Here’s where you appreciate Wolverine’s feral tenacity at its most inspiring: In spite of the pain, he gets up as many times as he falls down, and he doesn’t give in even when he’s out of depth. Presented with the very real possibility of mortality, with Mariko’s and Yukio’s help he begins to see the value in moving forward to create a worthwhile future. What unfolds subsequently will not surprise many, and the pacing at times can be trying for those just weaning off recent heavy-action flicks.
Japan is, as always, gorgeous on the big screen, pulsing with colour and brimming with a distinct eclectic style. This time though, director James Mangold’s choice of sets feels like a travelogue to the Land of Rising Sun. Pachinko parlours, bullet trains, love hotels, seedy backstreets and an obligatory shot of the iconic Tokyo Tower give the film a glossy sheen but undermine its substance. Hollywood's fascination with ninjas and samurai feels perfunctory when treated without sufficient care. Even the action scenes end up laughable when you consider how ludicrous most of it actually is. While newcomer Fukushima stands out for her tough-girl performance and finesse with a katana, the supporting cast is mostly unmemorable.
In spite of this, Hugh Jackman demonstrates on his sixth screen outing as the Wolverine the power of perfect casting. Intense and effortlessly athletic, he metes out violence with believably ferocity while convincingly portraying the character’s underlying emotional angst and suffering. Yet it is the post-end credits scene that is most ticket price-worthy: it may even make you realise how unsatisfying the movie you’ve just watched is.
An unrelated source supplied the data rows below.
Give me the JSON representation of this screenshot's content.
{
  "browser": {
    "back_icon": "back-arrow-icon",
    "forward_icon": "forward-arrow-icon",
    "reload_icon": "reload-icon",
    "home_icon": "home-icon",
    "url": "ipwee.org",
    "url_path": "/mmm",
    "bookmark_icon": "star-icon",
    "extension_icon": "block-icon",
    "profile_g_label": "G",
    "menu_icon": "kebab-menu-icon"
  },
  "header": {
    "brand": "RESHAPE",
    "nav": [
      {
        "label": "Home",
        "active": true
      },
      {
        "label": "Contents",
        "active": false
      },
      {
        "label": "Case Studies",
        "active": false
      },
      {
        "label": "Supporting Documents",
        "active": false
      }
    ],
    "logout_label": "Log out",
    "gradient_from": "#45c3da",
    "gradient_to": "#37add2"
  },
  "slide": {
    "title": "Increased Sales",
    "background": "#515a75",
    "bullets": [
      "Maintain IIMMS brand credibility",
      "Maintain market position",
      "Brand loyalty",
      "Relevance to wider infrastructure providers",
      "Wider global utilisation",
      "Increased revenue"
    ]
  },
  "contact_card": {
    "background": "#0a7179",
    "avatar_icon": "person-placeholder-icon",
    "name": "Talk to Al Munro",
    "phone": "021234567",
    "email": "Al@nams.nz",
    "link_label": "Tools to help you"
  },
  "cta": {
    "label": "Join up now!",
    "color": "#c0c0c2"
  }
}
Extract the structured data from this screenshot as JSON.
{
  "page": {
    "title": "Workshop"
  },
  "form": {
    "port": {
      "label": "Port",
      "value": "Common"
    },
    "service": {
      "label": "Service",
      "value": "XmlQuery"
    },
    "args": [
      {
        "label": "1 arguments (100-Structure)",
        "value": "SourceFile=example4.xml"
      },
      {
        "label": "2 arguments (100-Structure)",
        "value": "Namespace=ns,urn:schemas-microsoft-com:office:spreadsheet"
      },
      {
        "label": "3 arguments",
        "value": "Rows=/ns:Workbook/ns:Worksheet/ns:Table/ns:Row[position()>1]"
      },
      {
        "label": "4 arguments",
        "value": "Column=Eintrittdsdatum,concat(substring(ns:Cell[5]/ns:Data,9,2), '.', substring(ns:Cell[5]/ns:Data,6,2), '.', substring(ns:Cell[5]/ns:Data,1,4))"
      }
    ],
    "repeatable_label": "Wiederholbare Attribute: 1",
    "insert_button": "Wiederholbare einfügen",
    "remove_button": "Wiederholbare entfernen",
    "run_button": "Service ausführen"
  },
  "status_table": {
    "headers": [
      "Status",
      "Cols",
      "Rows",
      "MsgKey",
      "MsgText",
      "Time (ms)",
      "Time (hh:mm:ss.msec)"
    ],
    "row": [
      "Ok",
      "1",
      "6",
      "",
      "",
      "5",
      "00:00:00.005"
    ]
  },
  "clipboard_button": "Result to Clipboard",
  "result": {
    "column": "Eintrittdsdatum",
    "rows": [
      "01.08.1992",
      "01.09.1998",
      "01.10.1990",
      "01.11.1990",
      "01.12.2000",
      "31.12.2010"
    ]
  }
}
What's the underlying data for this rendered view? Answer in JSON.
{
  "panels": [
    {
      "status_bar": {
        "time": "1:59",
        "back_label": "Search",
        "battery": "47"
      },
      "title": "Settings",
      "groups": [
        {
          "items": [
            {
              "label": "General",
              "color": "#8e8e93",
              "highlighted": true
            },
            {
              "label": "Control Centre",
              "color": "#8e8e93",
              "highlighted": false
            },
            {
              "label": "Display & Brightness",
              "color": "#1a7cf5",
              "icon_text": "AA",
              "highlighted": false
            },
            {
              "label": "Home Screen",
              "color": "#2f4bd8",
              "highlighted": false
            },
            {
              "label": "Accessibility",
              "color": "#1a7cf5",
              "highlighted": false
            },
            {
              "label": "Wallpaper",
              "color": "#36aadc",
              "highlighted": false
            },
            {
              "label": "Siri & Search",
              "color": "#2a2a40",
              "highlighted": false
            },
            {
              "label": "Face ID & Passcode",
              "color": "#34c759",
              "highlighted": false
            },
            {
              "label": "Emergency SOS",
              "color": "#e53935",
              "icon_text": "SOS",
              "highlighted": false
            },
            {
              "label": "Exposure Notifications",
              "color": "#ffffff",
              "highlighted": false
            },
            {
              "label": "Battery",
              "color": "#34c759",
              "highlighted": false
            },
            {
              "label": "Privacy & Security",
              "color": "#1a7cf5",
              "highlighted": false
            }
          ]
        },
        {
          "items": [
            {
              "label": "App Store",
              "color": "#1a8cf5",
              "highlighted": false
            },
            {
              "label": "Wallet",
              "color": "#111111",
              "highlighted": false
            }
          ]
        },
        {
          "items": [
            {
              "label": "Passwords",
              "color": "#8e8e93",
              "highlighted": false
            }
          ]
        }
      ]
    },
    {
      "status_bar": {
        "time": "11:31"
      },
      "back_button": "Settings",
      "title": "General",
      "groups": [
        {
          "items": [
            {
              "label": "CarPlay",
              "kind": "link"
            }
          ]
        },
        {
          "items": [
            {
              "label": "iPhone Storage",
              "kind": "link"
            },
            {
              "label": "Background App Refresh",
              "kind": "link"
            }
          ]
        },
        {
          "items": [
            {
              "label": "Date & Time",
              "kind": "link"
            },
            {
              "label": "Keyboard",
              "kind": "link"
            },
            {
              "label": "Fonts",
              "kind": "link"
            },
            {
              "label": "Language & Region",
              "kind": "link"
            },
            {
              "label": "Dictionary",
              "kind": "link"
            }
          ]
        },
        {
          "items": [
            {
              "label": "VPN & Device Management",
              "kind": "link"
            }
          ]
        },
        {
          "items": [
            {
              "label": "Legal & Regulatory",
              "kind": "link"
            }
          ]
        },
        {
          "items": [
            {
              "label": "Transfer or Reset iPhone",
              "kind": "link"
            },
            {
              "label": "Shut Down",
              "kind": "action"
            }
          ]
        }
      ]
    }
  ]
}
(Punctuating periods of slow development with over-the-top action, this solo outing for Wolverine helps whet the appetite as we await the next X-Men ensemble film, which appears more than likely to top this one)
Review by Wong Keng Hui